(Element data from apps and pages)
..........

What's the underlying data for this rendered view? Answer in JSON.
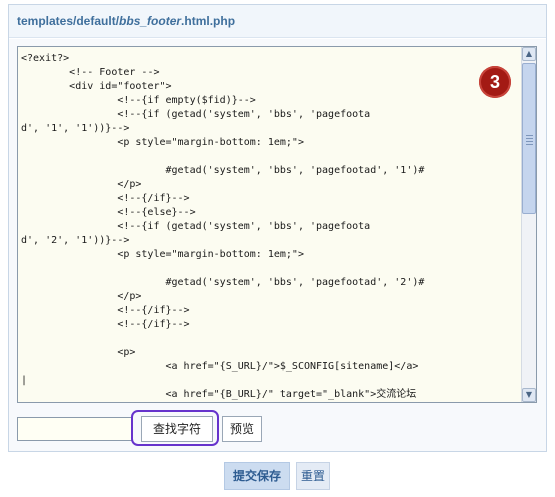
{
  "header": {
    "path_prefix": "templates/default/",
    "file_name": "bbs_footer",
    "file_ext": ".html.php"
  },
  "editor": {
    "badge_number": "3",
    "code": "<?exit?>\n\t<!-- Footer -->\n\t<div id=\"footer\">\n\t\t<!--{if empty($fid)}-->\n\t\t<!--{if (getad('system', 'bbs', 'pagefoota\nd', '1', '1'))}-->\n\t\t<p style=\"margin-bottom: 1em;\">\n\n\t\t\t#getad('system', 'bbs', 'pagefootad', '1')#\n\t\t</p>\n\t\t<!--{/if}-->\n\t\t<!--{else}-->\n\t\t<!--{if (getad('system', 'bbs', 'pagefoota\nd', '2', '1'))}-->\n\t\t<p style=\"margin-bottom: 1em;\">\n\n\t\t\t#getad('system', 'bbs', 'pagefootad', '2')#\n\t\t</p>\n\t\t<!--{/if}-->\n\t\t<!--{/if}-->\n\n\t\t<p>\n\t\t\t<a href=\"{S_URL}/\">$_SCONFIG[sitename]</a>\n|\n\t\t\t<a href=\"{B_URL}/\" target=\"_blank\">交流论坛"
  },
  "toolbar": {
    "search_value": "",
    "find_label": "查找字符",
    "preview_label": "预览"
  },
  "footer": {
    "submit_label": "提交保存",
    "reset_label": "重置"
  },
  "colors": {
    "header_text": "#3f6f9c",
    "editor_bg": "#fcfcf1",
    "badge": "#a31a14",
    "highlight": "#6633cc"
  }
}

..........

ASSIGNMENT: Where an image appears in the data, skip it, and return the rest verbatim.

ANSWER BOX:
What's the underlying data for this rendered view? Answer in JSON.
{
  "header": {
    "path_prefix": "templates/default/",
    "file_name": "bbs_footer",
    "file_ext": ".html.php"
  },
  "editor": {
    "badge_number": "3",
    "code": "<?exit?>\n\t<!-- Footer -->\n\t<div id=\"footer\">\n\t\t<!--{if empty($fid)}-->\n\t\t<!--{if (getad('system', 'bbs', 'pagefoota\nd', '1', '1'))}-->\n\t\t<p style=\"margin-bottom: 1em;\">\n\n\t\t\t#getad('system', 'bbs', 'pagefootad', '1')#\n\t\t</p>\n\t\t<!--{/if}-->\n\t\t<!--{else}-->\n\t\t<!--{if (getad('system', 'bbs', 'pagefoota\nd', '2', '1'))}-->\n\t\t<p style=\"margin-bottom: 1em;\">\n\n\t\t\t#getad('system', 'bbs', 'pagefootad', '2')#\n\t\t</p>\n\t\t<!--{/if}-->\n\t\t<!--{/if}-->\n\n\t\t<p>\n\t\t\t<a href=\"{S_URL}/\">$_SCONFIG[sitename]</a>\n|\n\t\t\t<a href=\"{B_URL}/\" target=\"_blank\">交流论坛"
  },
  "toolbar": {
    "search_value": "",
    "find_label": "查找字符",
    "preview_label": "预览"
  },
  "footer": {
    "submit_label": "提交保存",
    "reset_label": "重置"
  },
  "colors": {
    "header_text": "#3f6f9c",
    "editor_bg": "#fcfcf1",
    "badge": "#a31a14",
    "highlight": "#6633cc"
  }
}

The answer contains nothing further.